Vegetable salads are a good way to use seasonal or excess produce. They are easily sauced with available house dressings and sauces making them quick to prepare.
Most fruits are served raw in salads. They can be combined with an assortment of other fruits or vegetables. They often provide a sweet counterpoint to vegetables.
Remember that fresh vegetables and fruits are loaded with water. Once cut and combined with salt and vinegar, vegetables purge excess water and should be drained periodically.
Pasta, Grain & Legume Salads
Hearty salads with a variety of starchy vegetables, grains, and legumes are often used as side salads or on buffets, and are carbohydrate rich options that provide a filling accompaniment with sandwiches or other entrees. These salads often include additional cooked or raw vegetables, meat proteins and a dressing.
Roots & Tubers
Beans & Lentils
Grains: Rice, Bulgur, Quinoa

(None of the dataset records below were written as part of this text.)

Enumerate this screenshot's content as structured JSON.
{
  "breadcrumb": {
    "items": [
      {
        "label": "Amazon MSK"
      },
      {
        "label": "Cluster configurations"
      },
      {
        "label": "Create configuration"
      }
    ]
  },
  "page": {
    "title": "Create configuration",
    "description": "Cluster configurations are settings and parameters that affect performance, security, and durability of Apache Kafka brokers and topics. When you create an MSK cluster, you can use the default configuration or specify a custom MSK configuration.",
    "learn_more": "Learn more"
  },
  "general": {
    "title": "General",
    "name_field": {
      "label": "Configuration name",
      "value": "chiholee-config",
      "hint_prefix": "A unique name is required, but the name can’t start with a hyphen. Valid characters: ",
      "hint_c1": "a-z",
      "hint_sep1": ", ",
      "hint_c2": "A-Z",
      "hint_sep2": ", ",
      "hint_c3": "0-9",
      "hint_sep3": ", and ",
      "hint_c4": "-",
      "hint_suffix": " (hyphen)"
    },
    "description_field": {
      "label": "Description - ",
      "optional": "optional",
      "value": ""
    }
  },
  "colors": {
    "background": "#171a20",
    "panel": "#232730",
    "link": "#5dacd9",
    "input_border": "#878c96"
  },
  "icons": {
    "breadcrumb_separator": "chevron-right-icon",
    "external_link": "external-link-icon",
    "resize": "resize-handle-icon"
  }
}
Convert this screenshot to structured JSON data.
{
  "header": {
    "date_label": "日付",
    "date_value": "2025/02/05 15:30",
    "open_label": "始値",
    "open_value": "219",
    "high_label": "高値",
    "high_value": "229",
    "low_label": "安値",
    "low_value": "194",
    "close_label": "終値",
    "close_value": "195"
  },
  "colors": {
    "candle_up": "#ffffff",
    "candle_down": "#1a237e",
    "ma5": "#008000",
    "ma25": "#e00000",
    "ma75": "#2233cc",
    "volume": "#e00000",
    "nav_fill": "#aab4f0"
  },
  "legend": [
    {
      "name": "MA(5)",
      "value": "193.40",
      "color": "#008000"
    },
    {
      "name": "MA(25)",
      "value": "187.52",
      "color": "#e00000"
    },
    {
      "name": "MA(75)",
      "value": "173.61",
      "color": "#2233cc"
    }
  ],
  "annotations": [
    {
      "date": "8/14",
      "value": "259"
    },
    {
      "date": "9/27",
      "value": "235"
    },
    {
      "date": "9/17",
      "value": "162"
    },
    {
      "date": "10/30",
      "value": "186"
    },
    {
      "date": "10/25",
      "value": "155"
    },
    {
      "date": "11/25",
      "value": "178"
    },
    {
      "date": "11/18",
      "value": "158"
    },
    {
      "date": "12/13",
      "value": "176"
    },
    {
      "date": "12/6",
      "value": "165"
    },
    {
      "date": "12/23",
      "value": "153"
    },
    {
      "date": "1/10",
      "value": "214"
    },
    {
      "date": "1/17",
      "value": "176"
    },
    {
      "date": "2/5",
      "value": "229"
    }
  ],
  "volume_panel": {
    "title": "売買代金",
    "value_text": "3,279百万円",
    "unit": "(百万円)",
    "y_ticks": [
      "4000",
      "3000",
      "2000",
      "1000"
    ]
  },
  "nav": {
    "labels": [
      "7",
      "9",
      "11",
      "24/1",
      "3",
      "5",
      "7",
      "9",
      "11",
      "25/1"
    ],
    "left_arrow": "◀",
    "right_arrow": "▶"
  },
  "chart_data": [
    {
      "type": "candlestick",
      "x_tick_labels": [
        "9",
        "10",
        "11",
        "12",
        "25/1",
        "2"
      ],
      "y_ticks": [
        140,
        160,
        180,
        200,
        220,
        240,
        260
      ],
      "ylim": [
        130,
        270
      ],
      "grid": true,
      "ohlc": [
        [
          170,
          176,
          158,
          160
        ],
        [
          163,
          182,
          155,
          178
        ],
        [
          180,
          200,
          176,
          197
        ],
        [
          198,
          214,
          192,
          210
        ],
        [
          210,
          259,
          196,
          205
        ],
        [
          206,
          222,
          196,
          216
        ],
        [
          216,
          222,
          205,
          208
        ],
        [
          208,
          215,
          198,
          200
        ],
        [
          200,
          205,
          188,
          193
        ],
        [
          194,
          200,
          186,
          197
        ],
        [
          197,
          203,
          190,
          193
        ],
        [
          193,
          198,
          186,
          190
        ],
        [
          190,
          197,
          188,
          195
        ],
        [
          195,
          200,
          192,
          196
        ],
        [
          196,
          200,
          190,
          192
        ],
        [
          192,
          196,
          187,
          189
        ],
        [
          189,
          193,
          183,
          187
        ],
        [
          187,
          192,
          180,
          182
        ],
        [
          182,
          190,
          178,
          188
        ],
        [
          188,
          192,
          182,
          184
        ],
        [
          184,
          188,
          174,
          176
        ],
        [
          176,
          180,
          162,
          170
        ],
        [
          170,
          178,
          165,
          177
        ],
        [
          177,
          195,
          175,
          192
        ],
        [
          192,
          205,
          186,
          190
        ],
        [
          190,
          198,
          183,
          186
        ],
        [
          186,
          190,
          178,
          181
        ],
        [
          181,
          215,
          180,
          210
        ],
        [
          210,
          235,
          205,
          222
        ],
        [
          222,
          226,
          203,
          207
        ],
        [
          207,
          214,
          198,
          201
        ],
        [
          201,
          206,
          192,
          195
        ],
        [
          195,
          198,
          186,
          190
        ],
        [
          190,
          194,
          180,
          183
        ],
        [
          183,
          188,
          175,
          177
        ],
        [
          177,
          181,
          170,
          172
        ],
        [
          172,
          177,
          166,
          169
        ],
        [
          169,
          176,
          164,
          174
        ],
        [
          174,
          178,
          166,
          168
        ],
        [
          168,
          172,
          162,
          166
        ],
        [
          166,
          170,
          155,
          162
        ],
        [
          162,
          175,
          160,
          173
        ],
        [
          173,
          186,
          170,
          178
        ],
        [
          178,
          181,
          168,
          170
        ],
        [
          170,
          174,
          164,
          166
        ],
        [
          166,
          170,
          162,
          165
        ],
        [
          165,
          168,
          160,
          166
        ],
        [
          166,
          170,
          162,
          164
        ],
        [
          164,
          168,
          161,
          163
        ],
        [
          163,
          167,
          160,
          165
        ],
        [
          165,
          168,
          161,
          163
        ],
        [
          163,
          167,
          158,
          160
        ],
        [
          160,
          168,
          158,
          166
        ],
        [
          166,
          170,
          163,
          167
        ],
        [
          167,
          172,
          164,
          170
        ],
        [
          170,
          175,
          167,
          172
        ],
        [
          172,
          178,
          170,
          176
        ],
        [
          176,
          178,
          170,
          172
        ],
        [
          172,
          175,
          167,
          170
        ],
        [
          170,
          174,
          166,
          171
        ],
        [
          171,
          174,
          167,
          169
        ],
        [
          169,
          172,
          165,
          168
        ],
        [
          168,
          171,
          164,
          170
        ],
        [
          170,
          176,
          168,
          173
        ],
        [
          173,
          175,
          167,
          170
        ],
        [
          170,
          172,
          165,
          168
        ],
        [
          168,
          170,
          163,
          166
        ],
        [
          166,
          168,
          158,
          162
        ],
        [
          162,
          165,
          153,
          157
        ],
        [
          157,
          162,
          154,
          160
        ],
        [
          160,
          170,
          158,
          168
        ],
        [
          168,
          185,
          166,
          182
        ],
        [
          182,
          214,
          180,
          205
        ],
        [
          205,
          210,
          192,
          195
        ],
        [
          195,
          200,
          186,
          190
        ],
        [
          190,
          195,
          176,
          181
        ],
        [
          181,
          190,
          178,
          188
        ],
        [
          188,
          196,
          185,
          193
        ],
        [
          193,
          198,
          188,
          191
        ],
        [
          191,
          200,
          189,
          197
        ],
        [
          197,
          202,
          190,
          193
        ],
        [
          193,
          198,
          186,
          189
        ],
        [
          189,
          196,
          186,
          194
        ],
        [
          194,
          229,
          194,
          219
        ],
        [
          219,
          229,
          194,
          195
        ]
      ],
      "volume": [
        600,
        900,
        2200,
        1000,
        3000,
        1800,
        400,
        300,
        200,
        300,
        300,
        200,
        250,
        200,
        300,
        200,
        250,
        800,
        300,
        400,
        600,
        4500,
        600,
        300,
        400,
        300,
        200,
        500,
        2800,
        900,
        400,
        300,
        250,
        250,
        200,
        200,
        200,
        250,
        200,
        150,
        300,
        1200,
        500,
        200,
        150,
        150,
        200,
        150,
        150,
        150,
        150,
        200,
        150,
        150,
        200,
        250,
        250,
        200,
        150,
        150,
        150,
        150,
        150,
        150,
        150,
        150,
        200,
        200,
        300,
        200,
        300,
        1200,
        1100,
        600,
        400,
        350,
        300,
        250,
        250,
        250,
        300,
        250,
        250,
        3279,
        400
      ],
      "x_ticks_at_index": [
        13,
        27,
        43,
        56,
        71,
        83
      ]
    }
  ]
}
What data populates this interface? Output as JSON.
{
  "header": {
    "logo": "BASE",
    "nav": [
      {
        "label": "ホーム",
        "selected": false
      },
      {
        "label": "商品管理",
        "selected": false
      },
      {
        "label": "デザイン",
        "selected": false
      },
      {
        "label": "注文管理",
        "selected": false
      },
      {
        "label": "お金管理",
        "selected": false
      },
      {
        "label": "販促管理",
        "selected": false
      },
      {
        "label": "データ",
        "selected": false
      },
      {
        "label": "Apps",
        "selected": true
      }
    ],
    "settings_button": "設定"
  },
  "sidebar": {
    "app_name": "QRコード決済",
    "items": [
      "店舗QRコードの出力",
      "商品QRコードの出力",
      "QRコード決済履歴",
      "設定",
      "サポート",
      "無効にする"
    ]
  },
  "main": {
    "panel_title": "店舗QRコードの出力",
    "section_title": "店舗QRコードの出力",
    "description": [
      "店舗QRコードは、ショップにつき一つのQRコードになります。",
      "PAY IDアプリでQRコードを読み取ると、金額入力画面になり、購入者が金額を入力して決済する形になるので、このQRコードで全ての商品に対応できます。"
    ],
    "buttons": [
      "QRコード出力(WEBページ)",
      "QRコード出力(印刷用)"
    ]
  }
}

In French cuisine, a Salade Composée is an assortment of ingredients that are arranged aesthetically on a plate. The ingredients provide complementary and contrasting flavors, textures, and colors. They include cooked proteins like grilled chicken, shrimp, or tuna. The salad is often dressed tableside. Many entrée salads, including Cobb Salad, Salade Nicoise, and Caesar Salad, are variations on composed salads. A successful composed salad has a balance of colors, flavors, and textures. It frequently includes lettuces, cooked or raw vegetables, meat, poultry, or fish proteins, eggs, cheese, potatoes, or beans. Although the dressings are regularly olive oil-based vinaigrettes, other variations can be considered as well.
A deconstructed salad takes the components of a salad and rearranges them on a plate. Deconstructed salads offer a fresh and different way to think about the typical arrangement of lettuce, garnish, and dressing.
Some heartier lettuces including romaine, radicchio, and escarole can be lightly grilled and tossed with a dressing. Garnished of vegetables, croutons, and even cheeses are drilling options for creating different taste and textures on salads.
For grilled salads: Avoid grilling everything on a salad because it creates one dimensional tastes and textures.